Neill-Fraser, who owned a horse riding school in Tasmania and Chappell, who was a chief radiation physicist, had plans to sail the ship named the Four Winds around Australia.
But after the fateful night that followed, their plan was well and truly over.
After a long day of work on the brand new $200,000 vessel, Chappell decided to stay on board overnight to continue repairs on the yacht as Neill-Fraser returned home.
It was the last time Chappell would be seen alive.
The next morning, the Four Winds was found half sunk in the waters at Sandy Bay.
A line had been cut to leak water into the boat and the cabin was found splattered with blood.
Chappell's body wasn't found and neither was the murder weapon but police were convinced – Chappell had been murdered and his killer had attempted to hide the evidence.

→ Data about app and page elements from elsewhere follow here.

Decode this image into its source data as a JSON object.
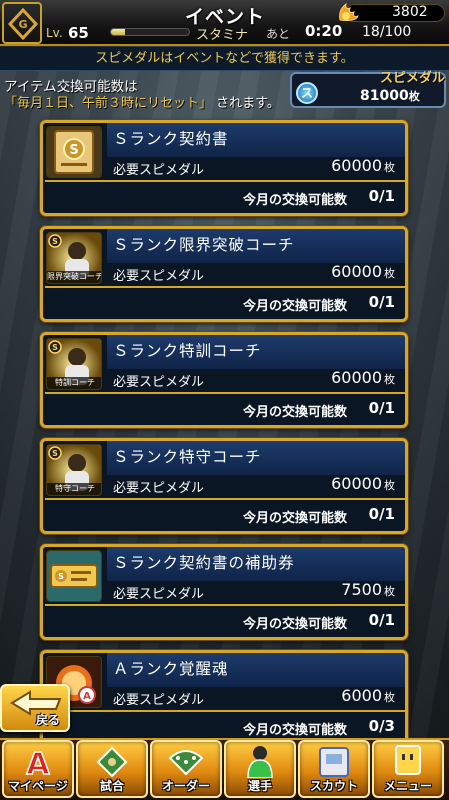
{
  "header": {
    "title": "イベント",
    "level_label": "Lv.",
    "level": "65",
    "stamina_label": "スタミナ",
    "stamina_fraction": 0.18,
    "stamina_after_label": "あと",
    "stamina_timer": "0:20",
    "stamina_count": "18/100",
    "coins": "3802"
  },
  "notice": "スピメダルはイベントなどで獲得できます。",
  "info": {
    "line1": "アイテム交換可能数は",
    "line2_em": "「毎月１日、午前３時にリセット」",
    "line2_rest": "されます。"
  },
  "medal": {
    "label": "スピメダル",
    "icon_letter": "ス",
    "value": "81000",
    "unit": "枚"
  },
  "card_labels": {
    "cost_label": "必要スピメダル",
    "unit": "枚",
    "limit_label": "今月の交換可能数"
  },
  "items": [
    {
      "name": "Ｓランク契約書",
      "cost": "60000",
      "limit": "0/1",
      "icon": "contract-s-icon",
      "caption": ""
    },
    {
      "name": "Ｓランク限界突破コーチ",
      "cost": "60000",
      "limit": "0/1",
      "icon": "coach-player-icon",
      "caption": "限界突破コーチ"
    },
    {
      "name": "Ｓランク特訓コーチ",
      "cost": "60000",
      "limit": "0/1",
      "icon": "coach-player-icon",
      "caption": "特訓コーチ"
    },
    {
      "name": "Ｓランク特守コーチ",
      "cost": "60000",
      "limit": "0/1",
      "icon": "coach-player-icon",
      "caption": "特守コーチ"
    },
    {
      "name": "Ｓランク契約書の補助券",
      "cost": "7500",
      "limit": "0/1",
      "icon": "ticket-icon",
      "caption": ""
    },
    {
      "name": "Ａランク覚醒魂",
      "cost": "6000",
      "limit": "0/3",
      "icon": "awakening-soul-icon",
      "caption": ""
    }
  ],
  "back_label": "戻る",
  "nav": [
    {
      "label": "マイページ",
      "icon": "mypage-icon"
    },
    {
      "label": "試合",
      "icon": "match-icon"
    },
    {
      "label": "オーダー",
      "icon": "order-icon"
    },
    {
      "label": "選手",
      "icon": "player-icon"
    },
    {
      "label": "スカウト",
      "icon": "scout-icon"
    },
    {
      "label": "メニュー",
      "icon": "menu-icon"
    }
  ],
  "colors": {
    "accent_gold": "#d7a72a",
    "header_blue": "#1e3b6c",
    "notice_yellow": "#f0c850"
  }
}
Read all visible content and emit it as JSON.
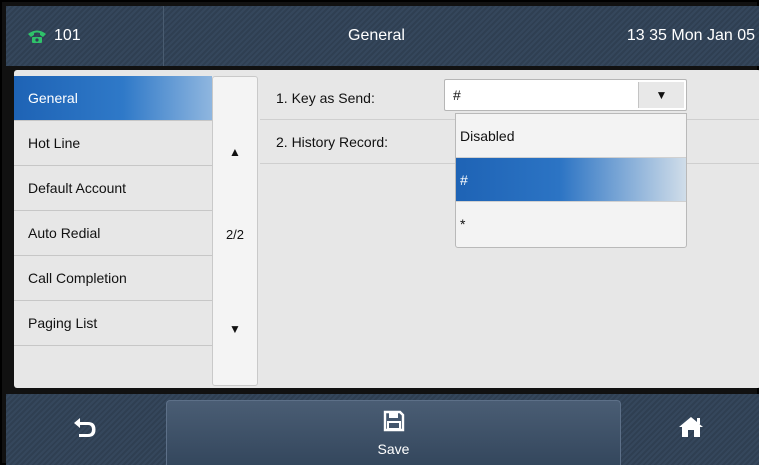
{
  "status_bar": {
    "account": "101",
    "title": "General",
    "clock": "13 35 Mon Jan 05"
  },
  "menu": {
    "items": [
      {
        "label": "General",
        "selected": true
      },
      {
        "label": "Hot Line"
      },
      {
        "label": "Default Account"
      },
      {
        "label": "Auto Redial"
      },
      {
        "label": "Call Completion"
      },
      {
        "label": "Paging List"
      }
    ]
  },
  "scroll": {
    "page": "2/2",
    "up_icon": "▲",
    "down_icon": "▼"
  },
  "settings": [
    {
      "label": "1. Key as Send:",
      "value": "#"
    },
    {
      "label": "2. History Record:"
    }
  ],
  "dropdown": {
    "arrow_icon": "▼",
    "options": [
      "Disabled",
      "#",
      "*"
    ],
    "selected": "#"
  },
  "softkeys": {
    "back_icon": "back-arrow-icon",
    "save_label": "Save",
    "save_icon": "floppy-disk-icon",
    "home_icon": "home-icon"
  },
  "colors": {
    "status_bar": "#2f3f52",
    "selected_blue": "#1e63b5",
    "phone_green": "#2fc26a"
  }
}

Before long, Chappell's partner Neill-Fraser became the prime suspect in the 65-year-old's death.
Despite the absence of a murder weapon, a number of clues pointed to Neill-Fraser.
First, police found a red jacket that belonged to Chappell's partner on the Sandy Bay waterfront.
Neill-Fraser initially denied it was hers, before later admitting that it was her own.